Should you believe such claims?
I see guys asking this among themselves on message boards. They see an ad for a new bodybuilding supplement. The ad boasts of gains of ten to thirty pounds of muscle within just a few weeks. The guys want to believe it. They ask each other: “Should I try it?” or “Do you think it’s for real?”
What’s my answer to this?
When I’m asked by someone if they should believe these ads, I simply inform them of the words of a top level professional bodybuilder. I heard his words back in 1989 when I attended his seminar at Gold’s Gym in San Diego, CA. Here’s what he was asked by a seminar attendee that day:
“How much muscle do you gain in a year?”
Now keep in mind: This guy took second place at least one year that I know of in the Mr. Olympia contest. He admitted in the seminar that he was a regular steroid user. He possessed incredible genetics that he was augmenting further with the use of powerful drugs. Here was his answer:
“When I started out as a teen, I could gain ten pounds of muscle in a year. Now I’m lucky if I can gain two pounds of muscle in a year.”
Think about this for a minute: If some guy actually was able to gain 20 pounds of muscle in ten weeks (naturally), why wouldn’t he just go ahead and gain 100 pounds of it for the year? What would stop him? Starting out at 160 pounds, he could be 260 pounds of solid muscle in twelve months. If he did, he would be the first natural pro bodybuilder to get his pro card and become Mr. Olympia material in a year. Actually, he'd be the first bodybuilder in the world to do that - natural or not.
Here’s my advice for natural bodybuilders who desperately want to get bigger: Stop worrying about gains of unrealistic amounts of muscle weight on your body. Stop staring at numbers on your bathroom scale and waiting to become heavier.
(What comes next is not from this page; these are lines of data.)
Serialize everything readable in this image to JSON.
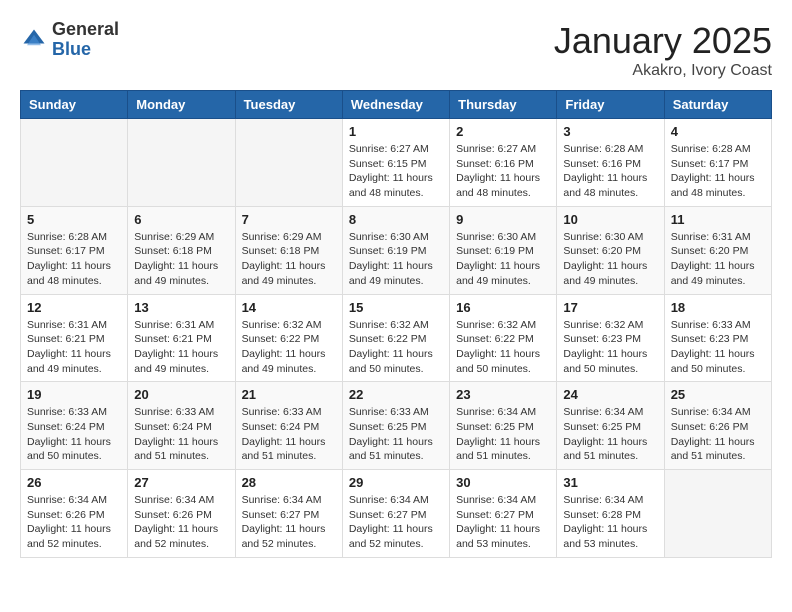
{
  "header": {
    "logo_general": "General",
    "logo_blue": "Blue",
    "month_title": "January 2025",
    "location": "Akakro, Ivory Coast"
  },
  "days_of_week": [
    "Sunday",
    "Monday",
    "Tuesday",
    "Wednesday",
    "Thursday",
    "Friday",
    "Saturday"
  ],
  "weeks": [
    [
      {
        "day": "",
        "info": ""
      },
      {
        "day": "",
        "info": ""
      },
      {
        "day": "",
        "info": ""
      },
      {
        "day": "1",
        "info": "Sunrise: 6:27 AM\nSunset: 6:15 PM\nDaylight: 11 hours\nand 48 minutes."
      },
      {
        "day": "2",
        "info": "Sunrise: 6:27 AM\nSunset: 6:16 PM\nDaylight: 11 hours\nand 48 minutes."
      },
      {
        "day": "3",
        "info": "Sunrise: 6:28 AM\nSunset: 6:16 PM\nDaylight: 11 hours\nand 48 minutes."
      },
      {
        "day": "4",
        "info": "Sunrise: 6:28 AM\nSunset: 6:17 PM\nDaylight: 11 hours\nand 48 minutes."
      }
    ],
    [
      {
        "day": "5",
        "info": "Sunrise: 6:28 AM\nSunset: 6:17 PM\nDaylight: 11 hours\nand 48 minutes."
      },
      {
        "day": "6",
        "info": "Sunrise: 6:29 AM\nSunset: 6:18 PM\nDaylight: 11 hours\nand 49 minutes."
      },
      {
        "day": "7",
        "info": "Sunrise: 6:29 AM\nSunset: 6:18 PM\nDaylight: 11 hours\nand 49 minutes."
      },
      {
        "day": "8",
        "info": "Sunrise: 6:30 AM\nSunset: 6:19 PM\nDaylight: 11 hours\nand 49 minutes."
      },
      {
        "day": "9",
        "info": "Sunrise: 6:30 AM\nSunset: 6:19 PM\nDaylight: 11 hours\nand 49 minutes."
      },
      {
        "day": "10",
        "info": "Sunrise: 6:30 AM\nSunset: 6:20 PM\nDaylight: 11 hours\nand 49 minutes."
      },
      {
        "day": "11",
        "info": "Sunrise: 6:31 AM\nSunset: 6:20 PM\nDaylight: 11 hours\nand 49 minutes."
      }
    ],
    [
      {
        "day": "12",
        "info": "Sunrise: 6:31 AM\nSunset: 6:21 PM\nDaylight: 11 hours\nand 49 minutes."
      },
      {
        "day": "13",
        "info": "Sunrise: 6:31 AM\nSunset: 6:21 PM\nDaylight: 11 hours\nand 49 minutes."
      },
      {
        "day": "14",
        "info": "Sunrise: 6:32 AM\nSunset: 6:22 PM\nDaylight: 11 hours\nand 49 minutes."
      },
      {
        "day": "15",
        "info": "Sunrise: 6:32 AM\nSunset: 6:22 PM\nDaylight: 11 hours\nand 50 minutes."
      },
      {
        "day": "16",
        "info": "Sunrise: 6:32 AM\nSunset: 6:22 PM\nDaylight: 11 hours\nand 50 minutes."
      },
      {
        "day": "17",
        "info": "Sunrise: 6:32 AM\nSunset: 6:23 PM\nDaylight: 11 hours\nand 50 minutes."
      },
      {
        "day": "18",
        "info": "Sunrise: 6:33 AM\nSunset: 6:23 PM\nDaylight: 11 hours\nand 50 minutes."
      }
    ],
    [
      {
        "day": "19",
        "info": "Sunrise: 6:33 AM\nSunset: 6:24 PM\nDaylight: 11 hours\nand 50 minutes."
      },
      {
        "day": "20",
        "info": "Sunrise: 6:33 AM\nSunset: 6:24 PM\nDaylight: 11 hours\nand 51 minutes."
      },
      {
        "day": "21",
        "info": "Sunrise: 6:33 AM\nSunset: 6:24 PM\nDaylight: 11 hours\nand 51 minutes."
      },
      {
        "day": "22",
        "info": "Sunrise: 6:33 AM\nSunset: 6:25 PM\nDaylight: 11 hours\nand 51 minutes."
      },
      {
        "day": "23",
        "info": "Sunrise: 6:34 AM\nSunset: 6:25 PM\nDaylight: 11 hours\nand 51 minutes."
      },
      {
        "day": "24",
        "info": "Sunrise: 6:34 AM\nSunset: 6:25 PM\nDaylight: 11 hours\nand 51 minutes."
      },
      {
        "day": "25",
        "info": "Sunrise: 6:34 AM\nSunset: 6:26 PM\nDaylight: 11 hours\nand 51 minutes."
      }
    ],
    [
      {
        "day": "26",
        "info": "Sunrise: 6:34 AM\nSunset: 6:26 PM\nDaylight: 11 hours\nand 52 minutes."
      },
      {
        "day": "27",
        "info": "Sunrise: 6:34 AM\nSunset: 6:26 PM\nDaylight: 11 hours\nand 52 minutes."
      },
      {
        "day": "28",
        "info": "Sunrise: 6:34 AM\nSunset: 6:27 PM\nDaylight: 11 hours\nand 52 minutes."
      },
      {
        "day": "29",
        "info": "Sunrise: 6:34 AM\nSunset: 6:27 PM\nDaylight: 11 hours\nand 52 minutes."
      },
      {
        "day": "30",
        "info": "Sunrise: 6:34 AM\nSunset: 6:27 PM\nDaylight: 11 hours\nand 53 minutes."
      },
      {
        "day": "31",
        "info": "Sunrise: 6:34 AM\nSunset: 6:28 PM\nDaylight: 11 hours\nand 53 minutes."
      },
      {
        "day": "",
        "info": ""
      }
    ]
  ]
}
All you need to do is gain muscle on a steady basis without hitting time-wasting plateaus. If you actually did gain 20 pounds of muscle in 10 weeks, you’d rip a tendon anyway.